[Interface dataset entries]
<<<<
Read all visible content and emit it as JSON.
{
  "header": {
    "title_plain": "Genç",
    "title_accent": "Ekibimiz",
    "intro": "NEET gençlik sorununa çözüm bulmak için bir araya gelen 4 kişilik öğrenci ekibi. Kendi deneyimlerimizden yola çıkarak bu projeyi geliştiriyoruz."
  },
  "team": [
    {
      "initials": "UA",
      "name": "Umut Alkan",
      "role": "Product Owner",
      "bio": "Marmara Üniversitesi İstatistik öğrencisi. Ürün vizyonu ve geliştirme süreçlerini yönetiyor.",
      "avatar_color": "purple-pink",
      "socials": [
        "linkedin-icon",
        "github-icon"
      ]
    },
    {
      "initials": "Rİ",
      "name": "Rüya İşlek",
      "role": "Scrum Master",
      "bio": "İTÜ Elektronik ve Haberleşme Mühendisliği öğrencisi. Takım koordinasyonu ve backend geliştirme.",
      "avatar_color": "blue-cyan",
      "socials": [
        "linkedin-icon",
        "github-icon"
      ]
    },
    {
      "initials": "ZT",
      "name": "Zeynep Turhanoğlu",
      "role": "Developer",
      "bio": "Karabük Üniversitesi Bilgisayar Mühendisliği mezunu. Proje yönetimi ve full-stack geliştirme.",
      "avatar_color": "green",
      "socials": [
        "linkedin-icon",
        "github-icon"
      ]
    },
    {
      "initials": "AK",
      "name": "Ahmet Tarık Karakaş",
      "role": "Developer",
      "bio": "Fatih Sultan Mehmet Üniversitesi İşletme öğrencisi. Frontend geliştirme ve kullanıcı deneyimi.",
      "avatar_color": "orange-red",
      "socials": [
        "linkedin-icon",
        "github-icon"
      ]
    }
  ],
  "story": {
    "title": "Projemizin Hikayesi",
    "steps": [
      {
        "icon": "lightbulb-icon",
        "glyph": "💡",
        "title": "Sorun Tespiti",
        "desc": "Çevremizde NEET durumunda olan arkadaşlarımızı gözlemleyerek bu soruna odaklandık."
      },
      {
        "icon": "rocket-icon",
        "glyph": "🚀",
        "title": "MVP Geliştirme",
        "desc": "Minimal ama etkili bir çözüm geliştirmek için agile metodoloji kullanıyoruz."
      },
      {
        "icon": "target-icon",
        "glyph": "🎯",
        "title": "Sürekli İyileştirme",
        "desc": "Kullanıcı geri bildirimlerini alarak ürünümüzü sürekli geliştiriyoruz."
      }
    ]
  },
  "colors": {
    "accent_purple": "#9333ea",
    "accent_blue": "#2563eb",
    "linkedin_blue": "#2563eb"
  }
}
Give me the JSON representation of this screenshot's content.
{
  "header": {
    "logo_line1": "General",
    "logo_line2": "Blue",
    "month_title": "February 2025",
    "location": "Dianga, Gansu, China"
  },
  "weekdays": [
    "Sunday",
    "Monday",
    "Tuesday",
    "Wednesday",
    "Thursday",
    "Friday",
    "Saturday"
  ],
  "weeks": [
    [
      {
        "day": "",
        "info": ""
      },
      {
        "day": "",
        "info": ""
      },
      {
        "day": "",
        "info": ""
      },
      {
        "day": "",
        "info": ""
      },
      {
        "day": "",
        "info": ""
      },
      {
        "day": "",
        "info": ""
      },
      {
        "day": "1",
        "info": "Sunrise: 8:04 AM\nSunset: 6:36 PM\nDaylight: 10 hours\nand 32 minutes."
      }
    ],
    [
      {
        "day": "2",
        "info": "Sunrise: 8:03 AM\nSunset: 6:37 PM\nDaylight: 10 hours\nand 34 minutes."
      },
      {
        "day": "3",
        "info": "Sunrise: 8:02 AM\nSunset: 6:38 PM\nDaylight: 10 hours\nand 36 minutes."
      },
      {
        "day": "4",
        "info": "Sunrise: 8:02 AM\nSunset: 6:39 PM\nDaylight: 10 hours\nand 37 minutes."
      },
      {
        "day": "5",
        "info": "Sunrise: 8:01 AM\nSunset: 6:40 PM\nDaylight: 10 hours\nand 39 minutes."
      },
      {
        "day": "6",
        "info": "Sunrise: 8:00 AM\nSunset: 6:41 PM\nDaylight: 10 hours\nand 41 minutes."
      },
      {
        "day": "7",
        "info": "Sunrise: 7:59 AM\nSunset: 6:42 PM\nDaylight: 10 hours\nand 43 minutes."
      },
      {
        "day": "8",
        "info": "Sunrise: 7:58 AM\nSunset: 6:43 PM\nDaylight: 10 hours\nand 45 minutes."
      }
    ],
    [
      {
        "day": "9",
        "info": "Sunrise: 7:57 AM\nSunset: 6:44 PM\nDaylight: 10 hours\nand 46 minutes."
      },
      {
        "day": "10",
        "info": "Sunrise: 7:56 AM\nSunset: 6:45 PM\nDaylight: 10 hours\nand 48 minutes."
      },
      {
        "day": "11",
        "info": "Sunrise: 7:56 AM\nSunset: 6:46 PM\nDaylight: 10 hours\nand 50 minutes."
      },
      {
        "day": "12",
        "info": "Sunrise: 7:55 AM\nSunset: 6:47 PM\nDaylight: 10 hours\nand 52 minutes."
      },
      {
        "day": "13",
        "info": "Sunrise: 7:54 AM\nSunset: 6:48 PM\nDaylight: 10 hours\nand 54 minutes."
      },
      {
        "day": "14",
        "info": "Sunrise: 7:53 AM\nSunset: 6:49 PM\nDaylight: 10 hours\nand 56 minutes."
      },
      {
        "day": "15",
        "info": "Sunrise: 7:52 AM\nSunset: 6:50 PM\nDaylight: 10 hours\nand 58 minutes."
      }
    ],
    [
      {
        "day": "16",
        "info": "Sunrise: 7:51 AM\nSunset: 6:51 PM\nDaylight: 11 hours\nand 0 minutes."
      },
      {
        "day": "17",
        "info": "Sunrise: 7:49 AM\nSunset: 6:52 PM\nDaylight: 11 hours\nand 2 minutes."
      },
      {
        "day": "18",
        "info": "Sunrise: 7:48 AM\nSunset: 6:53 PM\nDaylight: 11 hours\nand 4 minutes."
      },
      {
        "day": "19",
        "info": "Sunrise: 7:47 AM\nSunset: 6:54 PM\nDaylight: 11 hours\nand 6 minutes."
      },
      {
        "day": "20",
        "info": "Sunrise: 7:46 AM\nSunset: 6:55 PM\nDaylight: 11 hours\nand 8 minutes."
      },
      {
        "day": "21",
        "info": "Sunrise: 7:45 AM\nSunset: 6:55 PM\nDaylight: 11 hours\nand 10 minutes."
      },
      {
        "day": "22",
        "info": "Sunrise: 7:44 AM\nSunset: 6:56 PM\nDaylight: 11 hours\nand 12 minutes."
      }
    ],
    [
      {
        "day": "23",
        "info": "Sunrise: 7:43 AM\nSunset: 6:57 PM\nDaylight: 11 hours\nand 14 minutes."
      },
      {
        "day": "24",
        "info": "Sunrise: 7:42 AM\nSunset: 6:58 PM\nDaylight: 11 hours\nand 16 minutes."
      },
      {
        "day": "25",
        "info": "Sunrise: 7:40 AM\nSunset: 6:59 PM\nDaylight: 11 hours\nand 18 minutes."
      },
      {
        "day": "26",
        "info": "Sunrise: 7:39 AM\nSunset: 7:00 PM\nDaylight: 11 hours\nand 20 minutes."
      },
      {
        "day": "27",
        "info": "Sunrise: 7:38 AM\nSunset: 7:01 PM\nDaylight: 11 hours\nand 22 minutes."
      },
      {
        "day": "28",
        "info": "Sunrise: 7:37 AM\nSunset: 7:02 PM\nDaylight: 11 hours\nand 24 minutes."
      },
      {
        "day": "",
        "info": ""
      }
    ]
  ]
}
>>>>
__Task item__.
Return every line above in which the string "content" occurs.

__Task answer__.
Read all visible content and emit it as JSON.
Give me the JSON representation of this screenshot's content.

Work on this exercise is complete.